A senior executive of the Ontario Provincial Police Association has been fired in the wake of RCMP allegations that he participated in a scheme to defraud the union’s membership using a travel company, a consulting firm and risky offshore investments.
In an email to staff, Doug Lewis, acting president of the OPPA announced that Chief Administrative Officer Karl Walsh had been fired.
“The Board of Directors met on Friday, March 13th, 2015, in Barrie and unanimously approved a motion to terminate the employment contract of former CAO Karl Walsh,” the email read. “Notice of termination has been delivered.”
Walsh, who ran unsuccessfully for the provincial Liberals in Barrie in the 2011 election, was previously placed on administrative leave by the OPPA board of directors because of the RCMP investigation.
The unproven allegations against Walsh and two other top OPPA officials are contained in an affidavit used to obtain search warrants executed by the RCMP late last week.
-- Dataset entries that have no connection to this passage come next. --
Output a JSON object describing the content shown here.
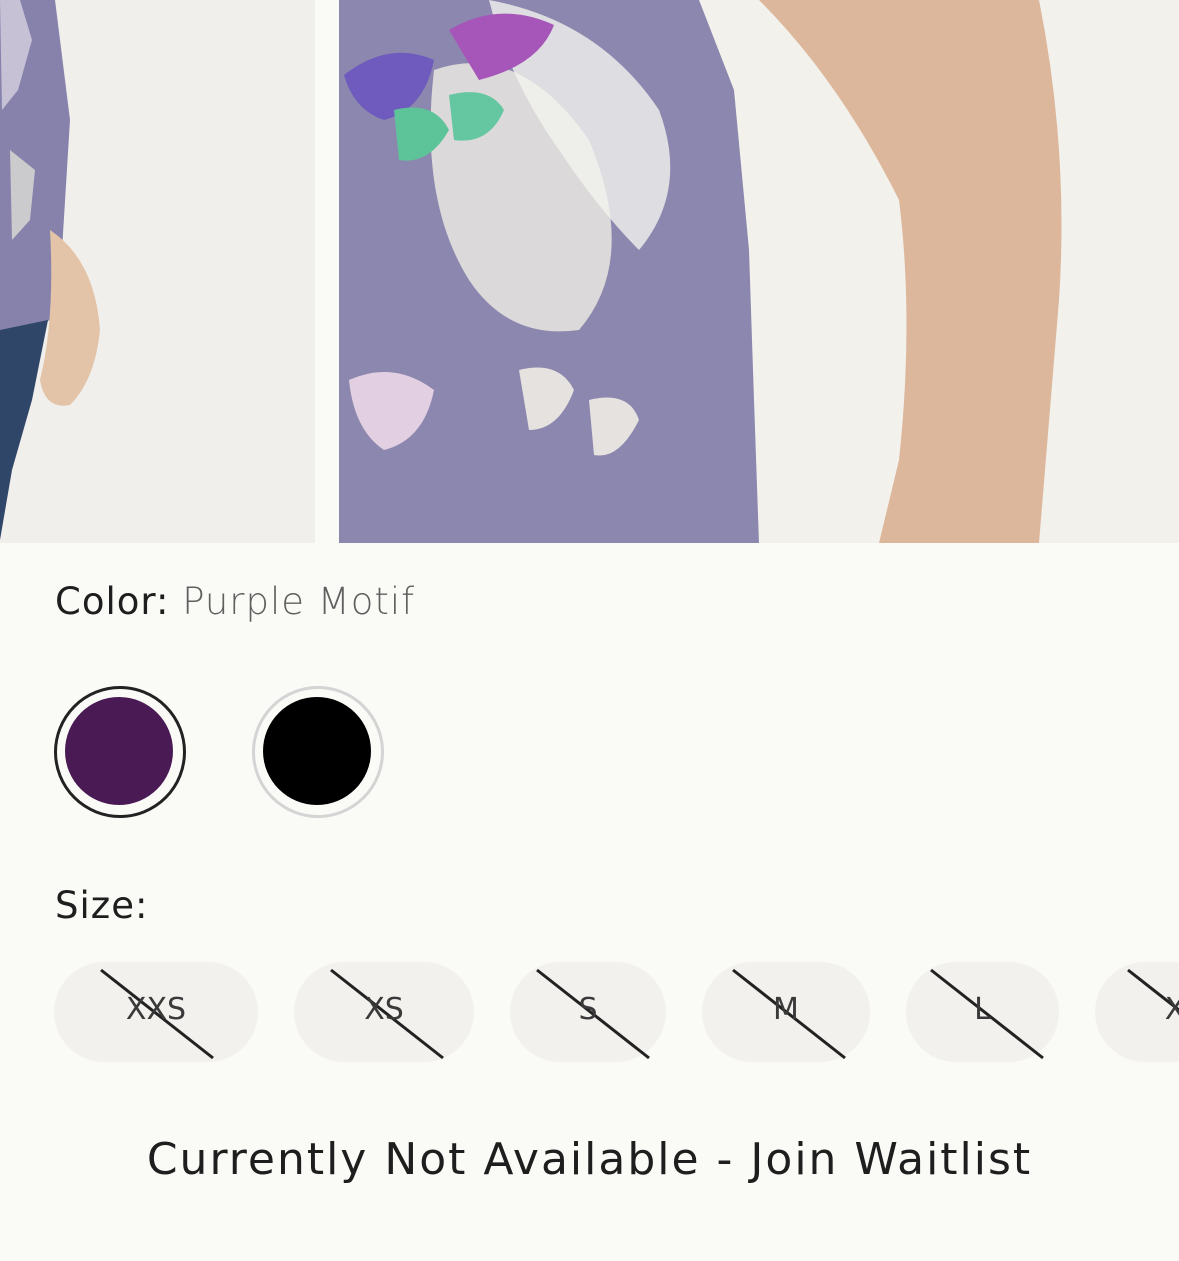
{
  "product": {
    "color_label": "Color:",
    "color_value": "Purple Motif",
    "swatches": [
      {
        "name": "purple",
        "color": "#4a1a54",
        "selected": true
      },
      {
        "name": "black",
        "color": "#000000",
        "selected": false
      }
    ],
    "size_label": "Size:",
    "sizes": [
      "XXS",
      "XS",
      "S",
      "M",
      "L",
      "X"
    ],
    "waitlist_text": "Currently Not Available - Join Waitlist"
  },
  "colors": {
    "background": "#fafaf7",
    "pill": "#f2f1ee",
    "shirt": "#8a85ad",
    "skin": "#d9b79a"
  }
}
They claim that Walsh, union president Jim Christie and vice-president Martin Bain committed theft, breach of trust, fraud, and laundering the proceeds of crime.
Bain and Christie have since taken leaves of absence. No charges have been laid.
Among the investments the trio allegedly used to profit from and “deceive” union members are two beachside condos in the Bahamas and $100,000 of OPPA money that was wired to a fund in the Cayman Islands.
Their alleged accomplices include Toronto criminal lawyer Andrew McKay, a former cop who often represents police officers. None of the people named in the RCMP affidavit could be reached for comment.
McKay is the sole director of PIN Consulting Group, a mysterious company with which Walsh and Christie signed a three-year, $180,000 contract on behalf of the OPPA last year.
Whistleblowers warned the RCMP that McKay did not have the relevant skills to run a company offering PIN’s array of services, including real estate investments and vacation property opportunities. The firm was run out of the same Bloor St. address as McKay’s law practice.
Also last year, without explanation, Walsh abruptly dropped the OPPA’s travel provider and instructed union members to only use a company called First Response for all their travel needs, the court document states.
First Response was registered just 10 days after PIN. The travel firm is listed as a division of Leximco Ltd., whose only directors are McKay and Klara Kozack, also listed as a conspirator in the affidavit.
As chief administrative officer, Walsh was responsible for the association’s $70-million budget.
He previously served as OPPA president from October 2005 to March 2011.
On his LinkedIn profile, Walsh identifies himself as a director of the Ontario Pension Board, which administers the $18-billion Public Service Pension Plan sponsored by the Ontario government.
The OPPA has hired the law firm Stikeman, Elliott, Lewis to conduct an internal investigation into the alleged criminal ring within the union’s top brass.
Lewis, the acting president, added in his email that Walsh had been required to hand in his union-owned vehicle and OPPA electronic equipment.
- With files from Rachel Mendleson, Wendy Gillis, Robert Benzie and Rob Ferguson